“I have heard criticisms from different people that the officers are home doing nothing and getting paid, and I assure you this has not been a vacation for these officers,” said Akron Police Chief Steve Mylett.
Walker, 25, was shot and killed by police on June 27, following a traffic stop for a broken taillight that ended in a brief pursuit.
Officers fired 90 gunshots, shooting Walker 46 times, five wounds entering through his back, an autopsy revealed in July.
According to Akron police, Walker fired a shot at police during the chase. However, investigators said Walker was unarmed when he was shot and killed outside of the vehicle.
A gun was found in the backseat of Walker’s car.
The chief defended the decision to bring the officers back to work, citing a “crisis” in staffing levels. The department of 471 officers, Mylett said, is down 50 officers with more expected to leave before the end of the year.
“I consider it a crisis, staffing levels in our police department to the point where I’m being put in the position where I may end up having to decide to cut some services,” said Mylett.
Mylett declined to identify what services could be cut. Officers who returned to work Monday will not be identified due to concerns for their safety. The officers will handle non-emergency calls without leaving the building.

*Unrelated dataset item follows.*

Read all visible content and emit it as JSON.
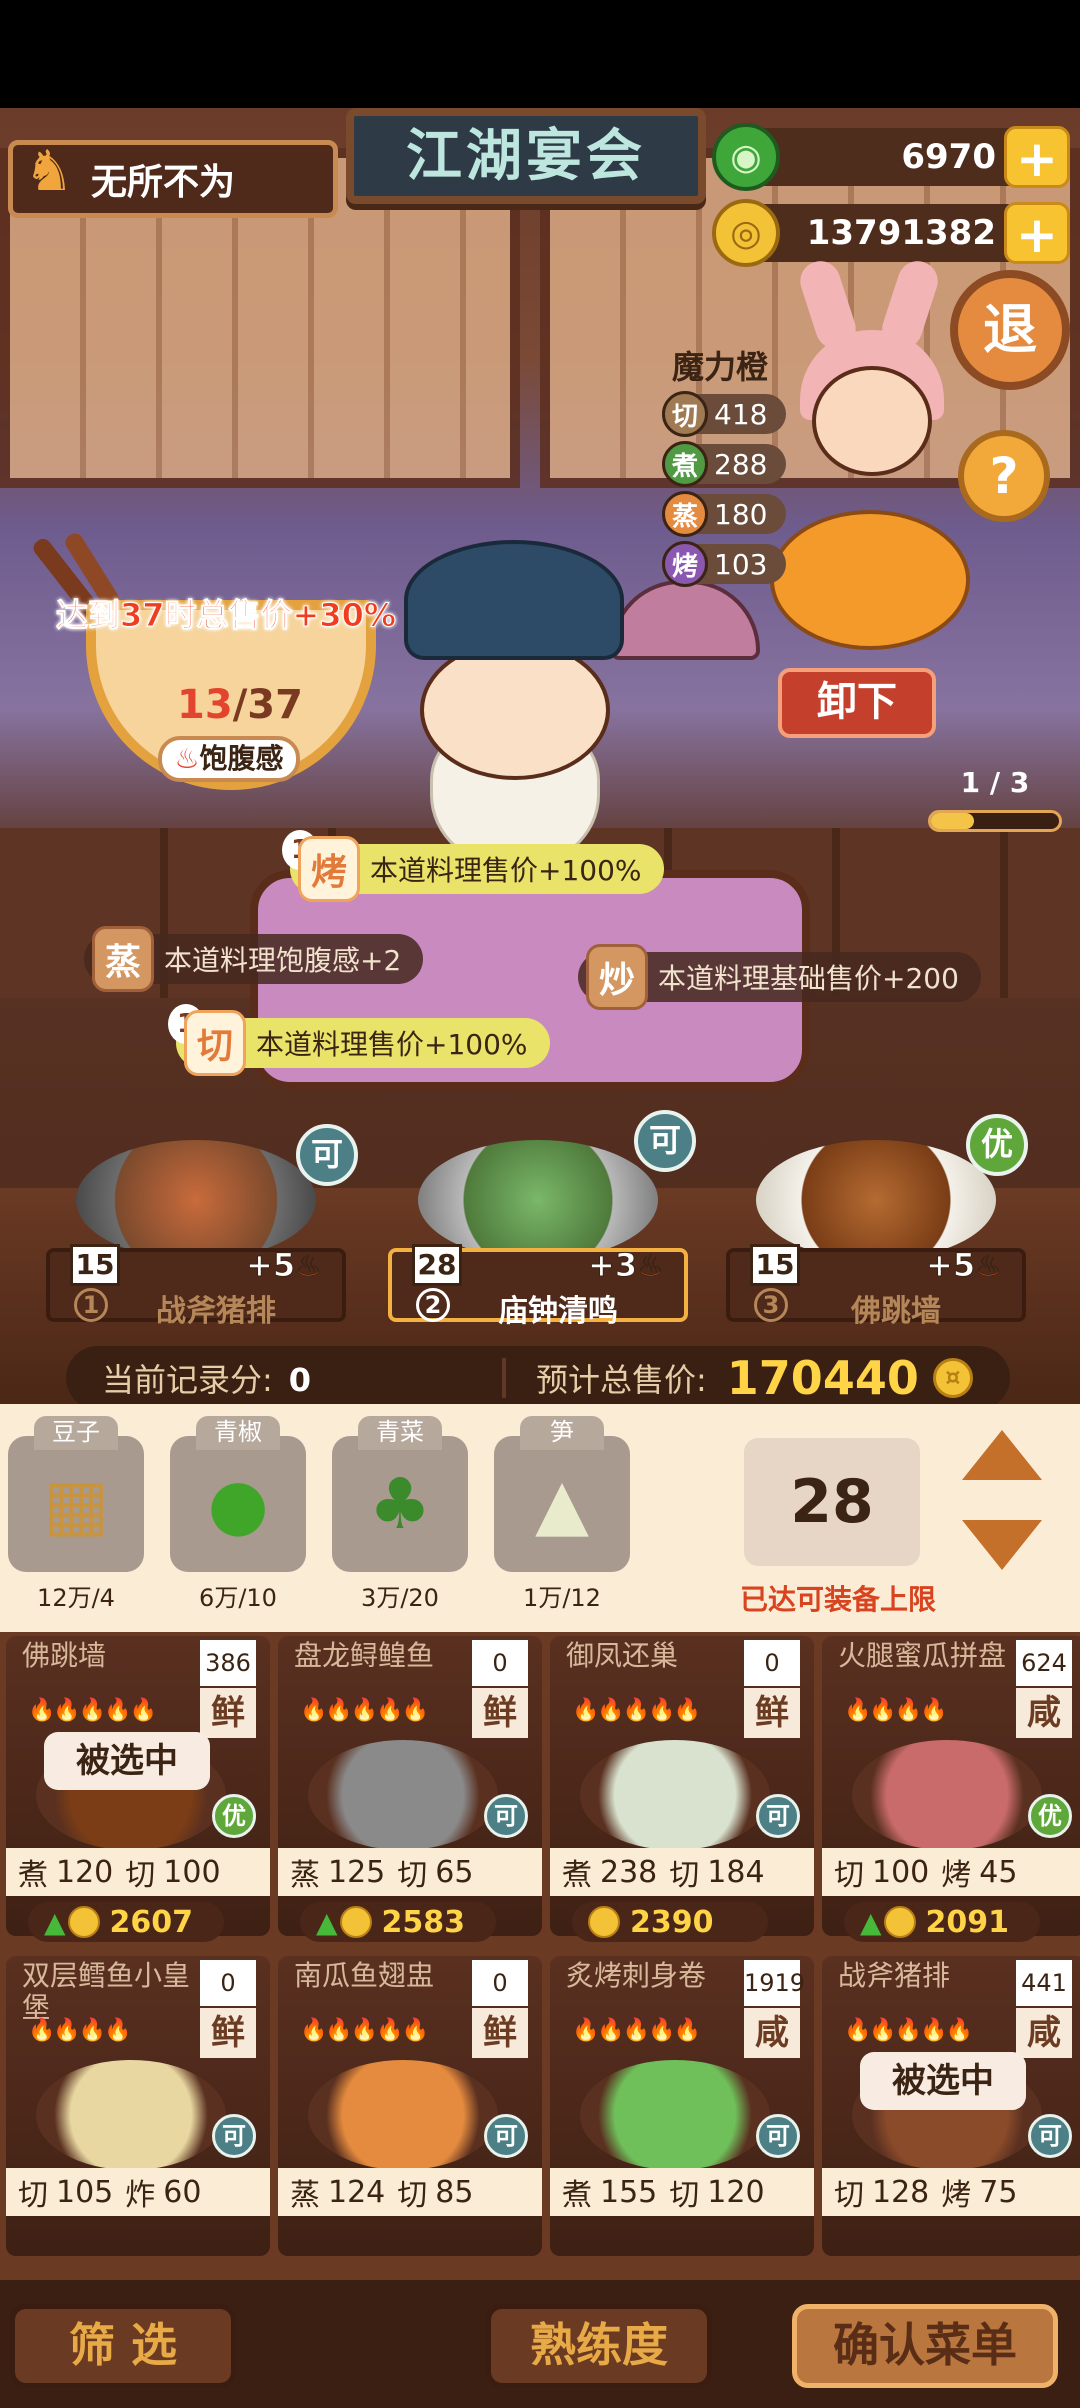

“I believe it will make a significant difference because every call that an officer is able to handle over the telephone is one less response by a field officer,” said Mylett.
The decision to have officers return to work was made with the guidance of two advisory councils of pastors, as well as Black community leaders, Mylett said.
The Ohio Bureau of Criminal Investigation (BCI) is investigating the deadly shooting at the request of the Akron Police Department.
A BCI spokesperson said their investigation remains “open and ongoing.”
Once complete, it will be referred to the county prosecutor who appointed the attorney general’s special prosecution section to the case who would then present to a grand jury.
Monday, Walker’s mother Pamela joined concerned community members during a march for police reform.
“I’m very, very, very sympathetic to what the Walker family is going through I truly am,” said Mylett. “I pray for the family, I pray for our officers. While I’m very compassionate for that and how it will be received, I have a greater responsibility to the entire Akron community and the public at large.”